“Go ahead and ask away.” Winnie joined us at the table and picked up her tea cup.
But I couldn’t, because the first taste of her baking hit my tongue and my eyes rolled so far back in my head, I’m sure I saw my own brain matter. “Fuck me, this is good!”
All three women laughed, and Summer reached forward again.
I arched a brow in her direction. “Uh, not to be ungrateful or split hairs, but didn’t she say this was all mine?”
“Hush, or I’ll set Saul and Rocco on your butt.”
At the threat of the squirrel mafia, my own wicked sense of humor kicked in. “Did Coop really overhear them planning to castrate Eddie?”
“You should’ve seen him. He was practically green when he saw Saul with that razor knife.”
Of course, I had to know, “Do things like that happen often in the animal barn?”
“With Saul and Eddie, anything is possible.” Summer snitched another piece of what had now become the community cinnamon roll. “When it isn’t them, it’s Morty.”

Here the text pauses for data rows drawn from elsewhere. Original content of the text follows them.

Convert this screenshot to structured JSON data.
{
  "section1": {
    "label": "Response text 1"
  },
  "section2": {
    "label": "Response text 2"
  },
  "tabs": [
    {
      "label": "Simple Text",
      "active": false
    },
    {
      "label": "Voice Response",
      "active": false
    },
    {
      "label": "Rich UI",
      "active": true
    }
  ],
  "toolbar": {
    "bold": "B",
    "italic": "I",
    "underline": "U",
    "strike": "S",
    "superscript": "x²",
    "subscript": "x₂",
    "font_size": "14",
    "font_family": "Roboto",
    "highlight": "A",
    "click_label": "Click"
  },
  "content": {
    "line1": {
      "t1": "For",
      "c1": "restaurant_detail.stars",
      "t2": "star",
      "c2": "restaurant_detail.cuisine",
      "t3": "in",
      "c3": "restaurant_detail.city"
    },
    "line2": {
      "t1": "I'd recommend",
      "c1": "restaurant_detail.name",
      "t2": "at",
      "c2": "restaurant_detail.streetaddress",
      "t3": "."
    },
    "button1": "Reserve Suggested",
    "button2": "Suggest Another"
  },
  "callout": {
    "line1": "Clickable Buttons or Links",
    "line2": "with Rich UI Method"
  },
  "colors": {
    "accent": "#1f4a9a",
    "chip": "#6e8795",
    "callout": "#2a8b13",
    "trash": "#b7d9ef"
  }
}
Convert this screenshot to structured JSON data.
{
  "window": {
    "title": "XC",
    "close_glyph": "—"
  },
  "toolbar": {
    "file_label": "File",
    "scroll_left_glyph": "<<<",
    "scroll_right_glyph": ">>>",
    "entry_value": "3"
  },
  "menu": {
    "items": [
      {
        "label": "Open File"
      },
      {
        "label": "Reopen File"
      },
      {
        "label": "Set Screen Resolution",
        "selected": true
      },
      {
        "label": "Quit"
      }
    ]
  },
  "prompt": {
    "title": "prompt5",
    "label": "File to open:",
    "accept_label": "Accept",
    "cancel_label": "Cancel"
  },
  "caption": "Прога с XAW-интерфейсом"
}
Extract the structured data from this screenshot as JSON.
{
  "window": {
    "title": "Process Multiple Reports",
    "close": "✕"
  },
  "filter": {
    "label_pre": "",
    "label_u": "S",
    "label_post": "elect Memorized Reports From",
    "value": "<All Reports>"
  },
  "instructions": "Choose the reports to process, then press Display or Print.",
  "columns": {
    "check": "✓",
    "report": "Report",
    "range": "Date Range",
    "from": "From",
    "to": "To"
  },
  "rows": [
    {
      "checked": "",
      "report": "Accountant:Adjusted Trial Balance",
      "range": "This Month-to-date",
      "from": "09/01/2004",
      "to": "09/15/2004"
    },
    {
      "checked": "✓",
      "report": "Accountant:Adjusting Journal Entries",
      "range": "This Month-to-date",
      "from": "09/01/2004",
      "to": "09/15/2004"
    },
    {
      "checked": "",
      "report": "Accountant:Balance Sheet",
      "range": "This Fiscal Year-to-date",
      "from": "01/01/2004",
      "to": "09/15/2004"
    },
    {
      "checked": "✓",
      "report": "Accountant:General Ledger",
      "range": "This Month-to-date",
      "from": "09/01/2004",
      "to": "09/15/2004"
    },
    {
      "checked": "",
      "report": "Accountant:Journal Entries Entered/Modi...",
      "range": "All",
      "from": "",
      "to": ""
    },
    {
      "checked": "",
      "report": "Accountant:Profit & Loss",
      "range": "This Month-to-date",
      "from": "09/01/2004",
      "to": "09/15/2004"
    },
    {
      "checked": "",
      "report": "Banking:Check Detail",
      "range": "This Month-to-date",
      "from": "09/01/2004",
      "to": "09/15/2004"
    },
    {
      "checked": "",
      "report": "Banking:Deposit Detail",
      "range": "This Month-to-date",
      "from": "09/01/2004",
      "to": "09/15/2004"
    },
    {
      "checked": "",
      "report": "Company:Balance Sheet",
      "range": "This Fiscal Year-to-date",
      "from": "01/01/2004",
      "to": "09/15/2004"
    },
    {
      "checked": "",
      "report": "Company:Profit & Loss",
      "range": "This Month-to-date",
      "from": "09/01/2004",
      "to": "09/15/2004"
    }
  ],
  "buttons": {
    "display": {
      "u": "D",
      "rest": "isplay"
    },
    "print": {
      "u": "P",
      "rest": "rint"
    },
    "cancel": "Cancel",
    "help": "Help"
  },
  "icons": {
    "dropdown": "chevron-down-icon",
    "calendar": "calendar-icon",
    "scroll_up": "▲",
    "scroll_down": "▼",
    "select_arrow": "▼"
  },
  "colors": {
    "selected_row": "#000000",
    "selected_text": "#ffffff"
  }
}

Because I’m in love with the idea of pet chimpanzee, I asked, “Do I get to meet the infamous Sir Mortimer in person?”
“Sure, if you don’t mind teleporting to my North Carolina residence.”
The idea of teleporting was both terrifying and cool at the same time. “As long as I’m home by dinner.”
Again, the three women laughed.
I glanced down at my notebook and skimmed through the questions I’d meant to ask. One caught my